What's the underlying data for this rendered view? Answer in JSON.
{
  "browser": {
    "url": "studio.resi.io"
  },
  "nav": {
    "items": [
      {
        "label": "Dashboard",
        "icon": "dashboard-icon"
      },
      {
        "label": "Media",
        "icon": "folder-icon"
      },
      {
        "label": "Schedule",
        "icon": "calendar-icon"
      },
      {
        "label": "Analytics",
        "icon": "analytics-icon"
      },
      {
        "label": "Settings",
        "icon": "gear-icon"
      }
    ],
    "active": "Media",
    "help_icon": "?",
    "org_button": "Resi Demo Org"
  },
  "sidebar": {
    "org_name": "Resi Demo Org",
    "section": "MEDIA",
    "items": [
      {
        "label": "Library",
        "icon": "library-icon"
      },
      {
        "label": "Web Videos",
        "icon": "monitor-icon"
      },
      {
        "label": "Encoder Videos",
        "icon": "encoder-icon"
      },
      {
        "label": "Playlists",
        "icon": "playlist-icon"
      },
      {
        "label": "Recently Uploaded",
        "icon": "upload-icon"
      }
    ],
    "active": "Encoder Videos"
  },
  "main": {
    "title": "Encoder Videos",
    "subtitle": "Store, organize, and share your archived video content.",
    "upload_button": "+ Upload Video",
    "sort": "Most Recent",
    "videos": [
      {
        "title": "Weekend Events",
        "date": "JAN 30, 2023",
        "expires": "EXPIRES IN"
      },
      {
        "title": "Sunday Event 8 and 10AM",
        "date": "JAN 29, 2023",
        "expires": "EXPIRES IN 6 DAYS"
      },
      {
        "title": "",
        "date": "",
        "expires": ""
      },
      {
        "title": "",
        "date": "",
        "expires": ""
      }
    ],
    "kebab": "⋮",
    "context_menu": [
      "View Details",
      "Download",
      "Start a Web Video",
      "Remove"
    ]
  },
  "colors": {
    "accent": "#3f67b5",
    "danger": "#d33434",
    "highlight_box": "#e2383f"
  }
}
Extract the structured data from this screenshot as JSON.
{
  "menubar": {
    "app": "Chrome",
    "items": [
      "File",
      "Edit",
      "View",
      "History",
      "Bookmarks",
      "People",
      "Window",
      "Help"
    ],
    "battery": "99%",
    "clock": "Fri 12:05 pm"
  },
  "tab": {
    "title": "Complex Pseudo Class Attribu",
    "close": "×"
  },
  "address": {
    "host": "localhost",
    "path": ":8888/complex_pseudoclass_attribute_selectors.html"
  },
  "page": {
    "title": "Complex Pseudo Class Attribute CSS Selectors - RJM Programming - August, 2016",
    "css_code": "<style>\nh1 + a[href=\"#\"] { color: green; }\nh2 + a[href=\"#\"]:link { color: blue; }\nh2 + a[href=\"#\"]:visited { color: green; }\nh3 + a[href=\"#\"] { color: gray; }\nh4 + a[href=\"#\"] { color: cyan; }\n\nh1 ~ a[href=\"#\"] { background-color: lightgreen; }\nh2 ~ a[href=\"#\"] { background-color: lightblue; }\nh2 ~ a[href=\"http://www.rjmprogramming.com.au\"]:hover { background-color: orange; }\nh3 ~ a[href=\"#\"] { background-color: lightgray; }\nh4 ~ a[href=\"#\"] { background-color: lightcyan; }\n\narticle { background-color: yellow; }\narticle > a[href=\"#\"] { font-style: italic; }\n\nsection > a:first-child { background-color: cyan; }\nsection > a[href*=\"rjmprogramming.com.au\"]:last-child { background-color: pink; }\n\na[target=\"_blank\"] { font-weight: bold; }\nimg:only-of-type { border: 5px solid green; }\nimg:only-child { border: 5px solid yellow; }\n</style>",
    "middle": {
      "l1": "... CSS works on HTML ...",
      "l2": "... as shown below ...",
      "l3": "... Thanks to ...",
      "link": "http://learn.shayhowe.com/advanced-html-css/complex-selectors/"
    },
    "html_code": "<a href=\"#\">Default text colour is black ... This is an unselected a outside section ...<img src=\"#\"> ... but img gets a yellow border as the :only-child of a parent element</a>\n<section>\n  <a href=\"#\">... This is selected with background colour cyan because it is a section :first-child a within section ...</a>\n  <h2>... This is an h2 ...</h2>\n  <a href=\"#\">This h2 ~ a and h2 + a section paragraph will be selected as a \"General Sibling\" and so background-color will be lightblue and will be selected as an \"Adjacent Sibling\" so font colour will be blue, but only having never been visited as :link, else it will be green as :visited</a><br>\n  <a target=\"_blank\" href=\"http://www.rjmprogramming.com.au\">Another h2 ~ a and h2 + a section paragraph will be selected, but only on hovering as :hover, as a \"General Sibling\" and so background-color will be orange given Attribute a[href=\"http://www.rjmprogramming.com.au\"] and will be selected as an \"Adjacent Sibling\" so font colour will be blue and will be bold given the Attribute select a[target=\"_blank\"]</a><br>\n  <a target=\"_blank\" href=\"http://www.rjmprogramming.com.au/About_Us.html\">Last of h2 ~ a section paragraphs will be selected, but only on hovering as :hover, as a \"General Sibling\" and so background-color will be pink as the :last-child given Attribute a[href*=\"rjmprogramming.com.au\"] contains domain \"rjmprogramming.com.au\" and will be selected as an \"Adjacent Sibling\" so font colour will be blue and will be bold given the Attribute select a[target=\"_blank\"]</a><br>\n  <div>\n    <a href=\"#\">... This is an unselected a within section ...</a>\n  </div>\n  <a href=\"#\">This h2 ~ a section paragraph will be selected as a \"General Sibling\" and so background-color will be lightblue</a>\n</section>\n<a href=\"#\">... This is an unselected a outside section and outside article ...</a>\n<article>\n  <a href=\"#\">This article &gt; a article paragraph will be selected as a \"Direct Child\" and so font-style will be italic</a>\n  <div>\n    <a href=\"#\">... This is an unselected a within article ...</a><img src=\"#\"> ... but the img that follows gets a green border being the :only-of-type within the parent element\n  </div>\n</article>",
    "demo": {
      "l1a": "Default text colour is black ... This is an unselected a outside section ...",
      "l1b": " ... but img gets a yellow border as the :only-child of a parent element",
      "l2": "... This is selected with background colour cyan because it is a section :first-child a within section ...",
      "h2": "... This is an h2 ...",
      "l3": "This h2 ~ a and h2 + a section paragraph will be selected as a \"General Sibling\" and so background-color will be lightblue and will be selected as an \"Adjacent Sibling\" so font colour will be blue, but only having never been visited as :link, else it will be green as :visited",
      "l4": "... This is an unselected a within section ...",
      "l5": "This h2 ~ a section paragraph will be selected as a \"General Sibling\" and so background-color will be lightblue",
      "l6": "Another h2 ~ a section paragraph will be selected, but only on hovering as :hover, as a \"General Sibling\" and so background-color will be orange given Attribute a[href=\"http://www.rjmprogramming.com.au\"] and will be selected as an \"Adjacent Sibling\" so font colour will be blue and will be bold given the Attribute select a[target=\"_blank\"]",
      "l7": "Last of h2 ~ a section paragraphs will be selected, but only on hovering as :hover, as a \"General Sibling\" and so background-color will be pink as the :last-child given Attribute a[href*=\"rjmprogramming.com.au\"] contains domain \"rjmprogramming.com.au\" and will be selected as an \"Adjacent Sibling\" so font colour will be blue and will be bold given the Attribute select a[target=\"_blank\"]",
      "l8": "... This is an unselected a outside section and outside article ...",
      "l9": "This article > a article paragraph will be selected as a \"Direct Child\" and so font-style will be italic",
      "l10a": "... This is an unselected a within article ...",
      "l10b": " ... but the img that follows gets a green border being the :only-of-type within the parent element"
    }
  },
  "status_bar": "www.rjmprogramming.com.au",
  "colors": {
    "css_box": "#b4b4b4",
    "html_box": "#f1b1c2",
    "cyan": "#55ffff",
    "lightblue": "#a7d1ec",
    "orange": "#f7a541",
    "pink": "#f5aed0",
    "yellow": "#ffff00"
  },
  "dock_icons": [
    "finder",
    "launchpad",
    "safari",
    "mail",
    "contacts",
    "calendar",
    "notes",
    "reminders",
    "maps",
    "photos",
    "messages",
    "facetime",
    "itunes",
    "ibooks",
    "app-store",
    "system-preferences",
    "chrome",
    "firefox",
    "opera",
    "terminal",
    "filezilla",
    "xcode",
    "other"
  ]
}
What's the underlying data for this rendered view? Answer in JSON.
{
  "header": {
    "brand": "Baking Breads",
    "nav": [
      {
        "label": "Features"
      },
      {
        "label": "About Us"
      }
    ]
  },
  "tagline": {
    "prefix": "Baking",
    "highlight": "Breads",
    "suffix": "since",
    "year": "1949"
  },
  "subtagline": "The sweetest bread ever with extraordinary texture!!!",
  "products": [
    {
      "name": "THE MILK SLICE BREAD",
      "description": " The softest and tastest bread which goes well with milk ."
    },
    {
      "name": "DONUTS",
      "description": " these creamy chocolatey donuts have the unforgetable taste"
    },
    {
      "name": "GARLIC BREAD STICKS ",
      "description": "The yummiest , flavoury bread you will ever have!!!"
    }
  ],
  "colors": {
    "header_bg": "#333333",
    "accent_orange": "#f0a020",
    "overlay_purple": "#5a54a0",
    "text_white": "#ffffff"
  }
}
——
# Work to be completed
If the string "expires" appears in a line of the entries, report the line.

# Finished exercise
        "expires": "EXPIRES IN"
        "expires": "EXPIRES IN 6 DAYS"
        "expires": ""
        "expires": ""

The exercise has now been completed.